→ What this task involves:
Read the data that follows. Then repeat it exactly.
============
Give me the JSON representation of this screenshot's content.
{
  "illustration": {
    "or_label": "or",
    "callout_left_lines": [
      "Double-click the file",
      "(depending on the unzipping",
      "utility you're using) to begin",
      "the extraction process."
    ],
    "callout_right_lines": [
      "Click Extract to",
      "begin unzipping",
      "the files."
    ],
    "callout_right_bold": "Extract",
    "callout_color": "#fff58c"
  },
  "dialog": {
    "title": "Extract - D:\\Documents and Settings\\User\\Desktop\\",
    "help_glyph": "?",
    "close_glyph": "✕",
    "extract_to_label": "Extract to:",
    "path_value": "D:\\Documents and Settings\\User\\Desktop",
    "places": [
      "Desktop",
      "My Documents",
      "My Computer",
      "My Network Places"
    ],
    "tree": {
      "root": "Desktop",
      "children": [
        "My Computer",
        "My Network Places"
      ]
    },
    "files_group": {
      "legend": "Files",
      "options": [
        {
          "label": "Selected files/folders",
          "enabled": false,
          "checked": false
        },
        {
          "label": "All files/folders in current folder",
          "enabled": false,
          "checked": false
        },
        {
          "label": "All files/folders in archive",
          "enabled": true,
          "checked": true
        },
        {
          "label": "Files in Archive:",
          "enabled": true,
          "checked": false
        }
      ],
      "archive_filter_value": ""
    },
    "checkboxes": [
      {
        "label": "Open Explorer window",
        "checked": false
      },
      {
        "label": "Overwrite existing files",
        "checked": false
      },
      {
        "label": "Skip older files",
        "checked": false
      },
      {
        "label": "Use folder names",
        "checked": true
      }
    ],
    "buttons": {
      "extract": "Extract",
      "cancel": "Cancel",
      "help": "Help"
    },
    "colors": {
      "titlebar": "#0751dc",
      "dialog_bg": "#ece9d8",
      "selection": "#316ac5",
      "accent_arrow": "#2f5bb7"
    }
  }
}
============
→ Answer to the problem:
Give me the JSON representation of this screenshot's content.
{
  "illustration": {
    "or_label": "or",
    "callout_left_lines": [
      "Double-click the file",
      "(depending on the unzipping",
      "utility you're using) to begin",
      "the extraction process."
    ],
    "callout_right_lines": [
      "Click Extract to",
      "begin unzipping",
      "the files."
    ],
    "callout_right_bold": "Extract",
    "callout_color": "#fff58c"
  },
  "dialog": {
    "title": "Extract - D:\\Documents and Settings\\User\\Desktop\\",
    "help_glyph": "?",
    "close_glyph": "✕",
    "extract_to_label": "Extract to:",
    "path_value": "D:\\Documents and Settings\\User\\Desktop",
    "places": [
      "Desktop",
      "My Documents",
      "My Computer",
      "My Network Places"
    ],
    "tree": {
      "root": "Desktop",
      "children": [
        "My Computer",
        "My Network Places"
      ]
    },
    "files_group": {
      "legend": "Files",
      "options": [
        {
          "label": "Selected files/folders",
          "enabled": false,
          "checked": false
        },
        {
          "label": "All files/folders in current folder",
          "enabled": false,
          "checked": false
        },
        {
          "label": "All files/folders in archive",
          "enabled": true,
          "checked": true
        },
        {
          "label": "Files in Archive:",
          "enabled": true,
          "checked": false
        }
      ],
      "archive_filter_value": ""
    },
    "checkboxes": [
      {
        "label": "Open Explorer window",
        "checked": false
      },
      {
        "label": "Overwrite existing files",
        "checked": false
      },
      {
        "label": "Skip older files",
        "checked": false
      },
      {
        "label": "Use folder names",
        "checked": true
      }
    ],
    "buttons": {
      "extract": "Extract",
      "cancel": "Cancel",
      "help": "Help"
    },
    "colors": {
      "titlebar": "#0751dc",
      "dialog_bg": "#ece9d8",
      "selection": "#316ac5",
      "accent_arrow": "#2f5bb7"
    }
  }
}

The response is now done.